• Your instructions
Count the lines below that include the word "RegisterTransformBiliTest" and write that number alone.

• Material provided
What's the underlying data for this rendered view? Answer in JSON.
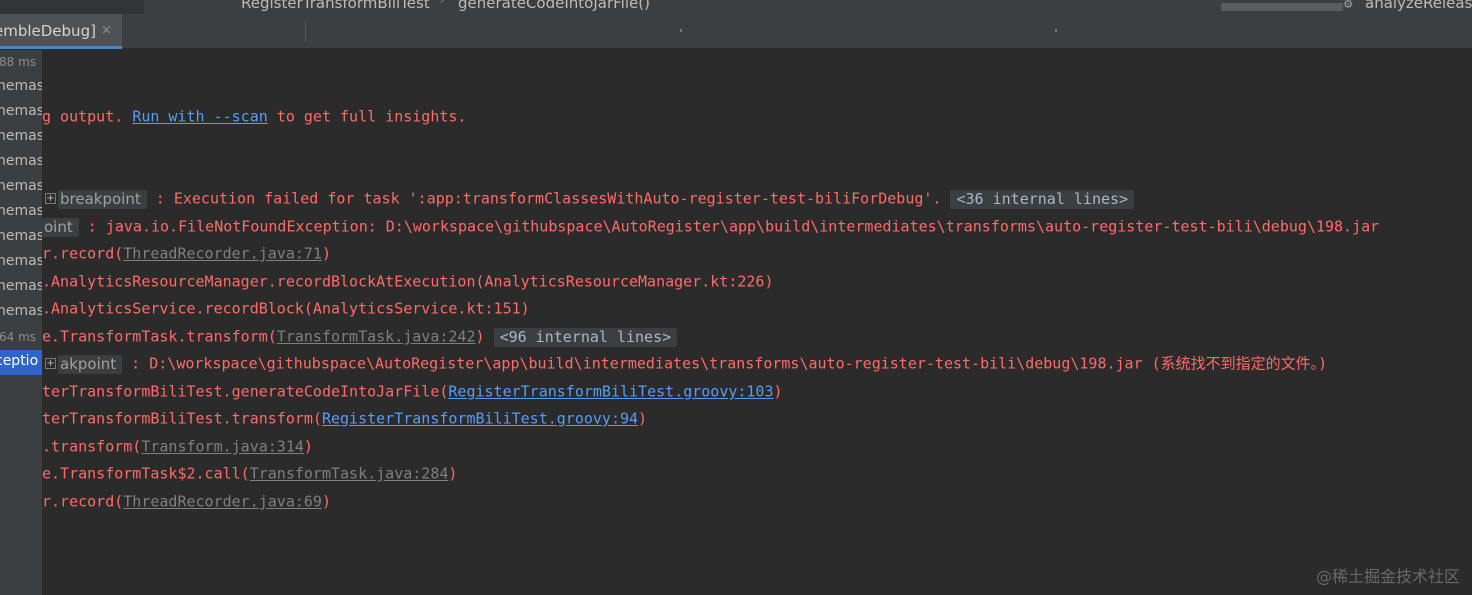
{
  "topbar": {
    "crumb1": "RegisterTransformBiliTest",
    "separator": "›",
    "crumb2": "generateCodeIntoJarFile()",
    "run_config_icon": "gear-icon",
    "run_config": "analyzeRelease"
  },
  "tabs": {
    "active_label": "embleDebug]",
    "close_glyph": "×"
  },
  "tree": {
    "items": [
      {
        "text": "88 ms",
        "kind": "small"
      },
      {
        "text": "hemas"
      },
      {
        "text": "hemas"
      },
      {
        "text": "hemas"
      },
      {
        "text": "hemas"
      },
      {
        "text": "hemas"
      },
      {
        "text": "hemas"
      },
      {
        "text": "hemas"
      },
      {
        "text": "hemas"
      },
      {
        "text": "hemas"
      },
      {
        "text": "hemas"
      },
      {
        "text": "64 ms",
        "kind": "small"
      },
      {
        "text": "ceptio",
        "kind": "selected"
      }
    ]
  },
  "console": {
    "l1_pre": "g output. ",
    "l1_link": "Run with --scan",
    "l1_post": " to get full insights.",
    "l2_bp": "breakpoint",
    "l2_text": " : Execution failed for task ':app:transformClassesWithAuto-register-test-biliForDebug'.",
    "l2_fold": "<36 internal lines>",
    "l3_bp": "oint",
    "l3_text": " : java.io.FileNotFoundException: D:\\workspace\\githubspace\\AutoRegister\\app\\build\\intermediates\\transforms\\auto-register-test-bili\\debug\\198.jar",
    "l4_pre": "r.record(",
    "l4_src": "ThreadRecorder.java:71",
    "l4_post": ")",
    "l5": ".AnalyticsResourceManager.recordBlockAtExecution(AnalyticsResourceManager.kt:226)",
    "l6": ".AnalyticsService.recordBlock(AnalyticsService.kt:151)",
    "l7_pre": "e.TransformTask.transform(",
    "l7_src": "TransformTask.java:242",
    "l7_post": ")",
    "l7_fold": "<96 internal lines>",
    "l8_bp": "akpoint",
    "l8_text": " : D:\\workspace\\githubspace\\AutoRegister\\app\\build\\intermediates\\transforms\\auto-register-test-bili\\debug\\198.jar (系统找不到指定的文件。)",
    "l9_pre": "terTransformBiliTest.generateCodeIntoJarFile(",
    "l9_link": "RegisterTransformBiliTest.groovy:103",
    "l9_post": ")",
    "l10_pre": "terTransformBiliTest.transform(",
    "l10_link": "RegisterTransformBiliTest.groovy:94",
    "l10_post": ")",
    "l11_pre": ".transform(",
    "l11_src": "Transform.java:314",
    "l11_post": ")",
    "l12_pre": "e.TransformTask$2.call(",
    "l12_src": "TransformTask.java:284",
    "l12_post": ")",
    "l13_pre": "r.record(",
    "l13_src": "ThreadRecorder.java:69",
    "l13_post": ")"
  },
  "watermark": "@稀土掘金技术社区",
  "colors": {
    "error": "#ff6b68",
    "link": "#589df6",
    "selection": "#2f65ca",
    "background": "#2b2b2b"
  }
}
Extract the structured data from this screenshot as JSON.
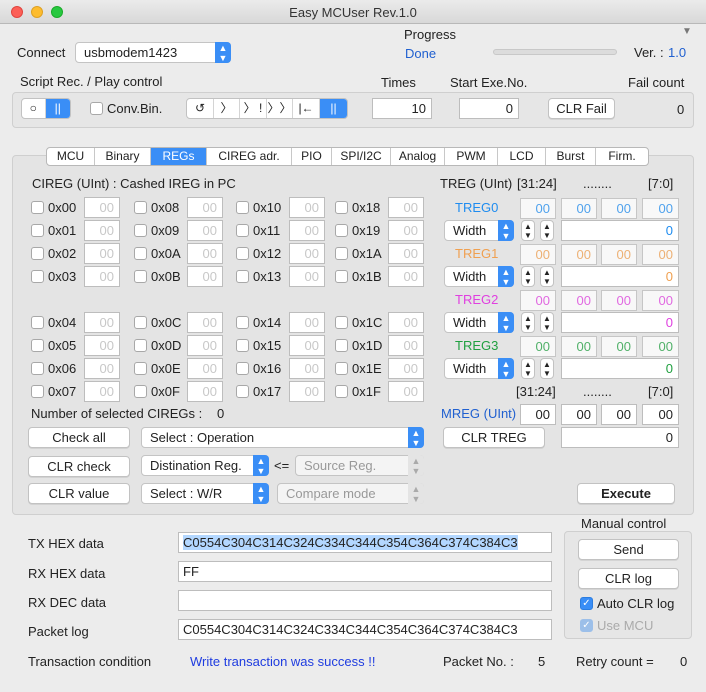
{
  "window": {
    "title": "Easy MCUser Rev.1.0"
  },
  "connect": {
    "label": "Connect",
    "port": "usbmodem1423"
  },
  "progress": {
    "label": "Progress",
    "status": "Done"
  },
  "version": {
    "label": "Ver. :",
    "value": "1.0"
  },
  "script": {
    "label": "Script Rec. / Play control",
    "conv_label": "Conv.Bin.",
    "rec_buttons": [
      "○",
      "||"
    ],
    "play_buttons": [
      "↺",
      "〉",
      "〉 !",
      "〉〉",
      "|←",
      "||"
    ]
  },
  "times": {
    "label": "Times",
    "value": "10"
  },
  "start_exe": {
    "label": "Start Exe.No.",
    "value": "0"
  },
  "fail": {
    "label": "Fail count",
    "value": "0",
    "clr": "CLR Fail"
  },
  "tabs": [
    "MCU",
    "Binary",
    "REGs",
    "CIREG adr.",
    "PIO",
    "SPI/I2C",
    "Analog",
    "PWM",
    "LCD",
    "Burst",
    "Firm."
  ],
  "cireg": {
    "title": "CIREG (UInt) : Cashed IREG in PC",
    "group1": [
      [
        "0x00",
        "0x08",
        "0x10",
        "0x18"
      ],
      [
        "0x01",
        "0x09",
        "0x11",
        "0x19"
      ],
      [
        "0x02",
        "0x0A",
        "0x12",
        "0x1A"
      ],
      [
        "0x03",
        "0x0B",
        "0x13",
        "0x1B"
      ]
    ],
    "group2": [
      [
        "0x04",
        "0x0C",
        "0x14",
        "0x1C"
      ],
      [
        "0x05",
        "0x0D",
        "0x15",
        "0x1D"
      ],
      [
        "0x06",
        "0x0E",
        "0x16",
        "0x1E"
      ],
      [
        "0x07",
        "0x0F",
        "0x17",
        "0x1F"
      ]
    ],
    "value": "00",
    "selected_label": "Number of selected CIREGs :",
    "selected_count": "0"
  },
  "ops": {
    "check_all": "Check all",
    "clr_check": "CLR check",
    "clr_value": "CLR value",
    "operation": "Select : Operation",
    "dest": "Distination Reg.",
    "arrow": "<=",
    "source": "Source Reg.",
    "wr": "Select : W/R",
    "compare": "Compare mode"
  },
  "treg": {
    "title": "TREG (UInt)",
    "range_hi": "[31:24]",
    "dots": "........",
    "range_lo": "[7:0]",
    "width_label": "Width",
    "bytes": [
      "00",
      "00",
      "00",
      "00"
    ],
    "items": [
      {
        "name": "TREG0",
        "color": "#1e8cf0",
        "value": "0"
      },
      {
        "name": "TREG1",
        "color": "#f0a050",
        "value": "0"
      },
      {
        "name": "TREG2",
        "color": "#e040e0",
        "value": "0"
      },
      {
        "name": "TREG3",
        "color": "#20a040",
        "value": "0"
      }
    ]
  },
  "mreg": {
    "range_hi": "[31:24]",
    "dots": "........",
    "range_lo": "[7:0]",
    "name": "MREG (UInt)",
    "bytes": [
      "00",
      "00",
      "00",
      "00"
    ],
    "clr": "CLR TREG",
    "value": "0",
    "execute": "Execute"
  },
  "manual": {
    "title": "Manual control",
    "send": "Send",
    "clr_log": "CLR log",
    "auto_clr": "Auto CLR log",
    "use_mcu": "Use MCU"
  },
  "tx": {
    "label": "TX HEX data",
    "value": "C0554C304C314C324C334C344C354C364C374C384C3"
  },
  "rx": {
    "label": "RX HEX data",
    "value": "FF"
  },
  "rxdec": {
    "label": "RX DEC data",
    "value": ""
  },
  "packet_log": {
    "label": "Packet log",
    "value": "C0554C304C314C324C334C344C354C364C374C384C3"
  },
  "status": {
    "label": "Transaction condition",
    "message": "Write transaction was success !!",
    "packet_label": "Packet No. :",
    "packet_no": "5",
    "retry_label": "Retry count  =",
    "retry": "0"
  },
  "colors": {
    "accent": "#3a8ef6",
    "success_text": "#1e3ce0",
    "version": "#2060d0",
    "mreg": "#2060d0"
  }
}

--

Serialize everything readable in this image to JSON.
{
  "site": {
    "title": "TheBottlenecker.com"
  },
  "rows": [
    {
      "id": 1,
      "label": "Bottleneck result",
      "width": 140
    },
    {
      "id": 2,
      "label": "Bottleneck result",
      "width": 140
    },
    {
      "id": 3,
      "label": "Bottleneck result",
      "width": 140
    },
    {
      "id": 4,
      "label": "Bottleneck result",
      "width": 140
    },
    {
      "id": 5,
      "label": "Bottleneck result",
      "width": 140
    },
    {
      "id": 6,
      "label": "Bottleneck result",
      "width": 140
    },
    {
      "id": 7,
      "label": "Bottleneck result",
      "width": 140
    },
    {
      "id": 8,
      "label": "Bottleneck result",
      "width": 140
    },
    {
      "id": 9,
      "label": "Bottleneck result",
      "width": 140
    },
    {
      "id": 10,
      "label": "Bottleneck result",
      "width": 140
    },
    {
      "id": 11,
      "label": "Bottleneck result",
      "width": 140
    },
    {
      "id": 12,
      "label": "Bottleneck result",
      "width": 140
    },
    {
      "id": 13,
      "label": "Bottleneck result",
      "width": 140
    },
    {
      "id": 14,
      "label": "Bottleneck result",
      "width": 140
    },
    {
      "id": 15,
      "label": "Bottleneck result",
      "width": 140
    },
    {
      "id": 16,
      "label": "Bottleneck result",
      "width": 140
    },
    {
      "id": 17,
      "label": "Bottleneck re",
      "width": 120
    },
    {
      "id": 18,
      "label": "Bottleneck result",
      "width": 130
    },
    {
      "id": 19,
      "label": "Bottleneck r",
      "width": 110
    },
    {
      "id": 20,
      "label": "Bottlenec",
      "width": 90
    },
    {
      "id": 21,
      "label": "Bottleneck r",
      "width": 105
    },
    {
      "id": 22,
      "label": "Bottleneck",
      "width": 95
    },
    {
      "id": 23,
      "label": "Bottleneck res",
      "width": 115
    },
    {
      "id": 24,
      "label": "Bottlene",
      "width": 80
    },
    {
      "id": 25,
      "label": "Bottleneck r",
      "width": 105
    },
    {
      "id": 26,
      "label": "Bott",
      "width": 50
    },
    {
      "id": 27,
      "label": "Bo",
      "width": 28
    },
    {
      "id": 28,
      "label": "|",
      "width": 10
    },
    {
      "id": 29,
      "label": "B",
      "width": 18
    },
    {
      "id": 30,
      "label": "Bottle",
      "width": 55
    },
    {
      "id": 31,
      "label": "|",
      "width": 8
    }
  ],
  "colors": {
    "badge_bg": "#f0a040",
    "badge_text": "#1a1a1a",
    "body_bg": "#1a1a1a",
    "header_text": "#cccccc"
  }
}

• Expected answer
3